His words on death teach us about the commitment disciples make when they choose God over life. Early in the war, he wrote this to his seminary students after learning that some of their brethren had been killed in action:
“To be sure, God shall call you, and us, only at the hour that God has chosen. Until that hour, which lies in God’s hand alone, we shall all be protected even in greatest danger, and from our gratitude for such protection ever new readiness surely arises for the final call. …
“The Lord makes no mistakes. … Whomever God calls home is someone God has loved. ‘For their souls were pleasing to the Lord, therefore he took them quickly from the midst of wickedness.’ (Wisdom of Solomon 4)
“We know, of course, that God and the devil are engaged in battle in the world and that the devil also has a say in death. In the face of death we cannot simply speak in some fatalistic way, ‘God wills it,’ but we must juxtapose it with the other reality, ‘God does not will it.’ Death reveals that the world is not as it should be, but that it stands in need of redemption. Christ alone is the conquering of death. Here the sharp antithesis between ‘God wills it’ and ‘God does not will it’ comes to a head and also finds its resolution. God accedes to that which God does not will, and from now on death itself must therefore serve God [my emphasis]. From now on the ‘God wills it’ encompasses even the ‘God does not will it.’ God wills the conquering of death through the death of Jesus Christ.
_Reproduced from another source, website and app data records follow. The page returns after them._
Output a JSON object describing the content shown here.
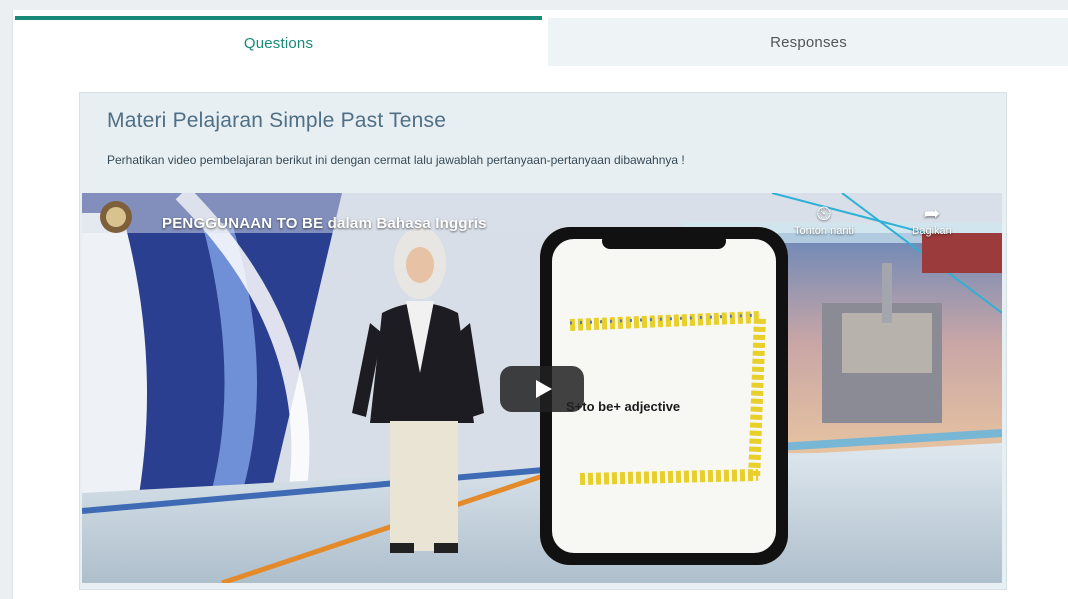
{
  "tabs": {
    "questions": "Questions",
    "responses": "Responses"
  },
  "card": {
    "title": "Materi Pelajaran Simple Past Tense",
    "description": "Perhatikan video pembelajaran berikut ini dengan cermat lalu jawablah pertanyaan-pertanyaan dibawahnya !"
  },
  "video": {
    "title": "PENGGUNAAN TO BE dalam Bahasa Inggris",
    "watch_later_label": "Tonton nanti",
    "share_label": "Bagikan",
    "phone_text": "S+to be+ adjective",
    "icons": {
      "watch_later": "clock-icon",
      "share": "share-icon",
      "play": "play-icon"
    }
  },
  "colors": {
    "accent": "#1a8a78",
    "card_bg": "#e8eff2",
    "title_color": "#4f6f86"
  }
}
Only in the cross and resurrection of Jesus Christ has death been drawn into God’s power, and it must now serve God’s own aims.”
While a pastor in London, he had preached: “Death is hell and night and cold, if it is not transformed by our faith. But that is just what is so marvelous, that we can transform death.”
Before long, Bonhoeffer was drawn into the Gestapo’s net and was sentenced to death. In his last days, he continued to work as a pastor with his fellow prisoners, comforting them amid their depression and anxiety. He even shared the foundations of Christianity with a Russian atheist.
On his last day, he led a worship service. As he finished his closing prayer, two men in civilian clothes came to take him away. His parting words were: “This is the end. For me the beginning of life.”
After the final verdict was read, camp doctor H. Fischer-Hullstrung observed Bonhoeffer kneeling in his cell and later wrote: “I was most deeply moved by the way this lovable man prayed, so devout and so certain that God heard his prayer. At the place of execution, he again said a short prayer and then climbed the steps to the gallows, brave and composed. His death ensued after a few seconds. In the almost 50 years that I worked as a doctor, I have hardly ever seen a man die so entirely submissive to the will of God.”
Two weeks after Bonhoeffer’s execution on April 8, 1945, in Flossenburg, Germany, the Allies marched in and liberated the prison camp. One week later, Hitler committed suicide and war was over.
Among the many words that could be said as an epitaph, Bonhoeffer’s vision of discipleship shines brightly:
“Only the believer is obedient, and only he who obeys believes.”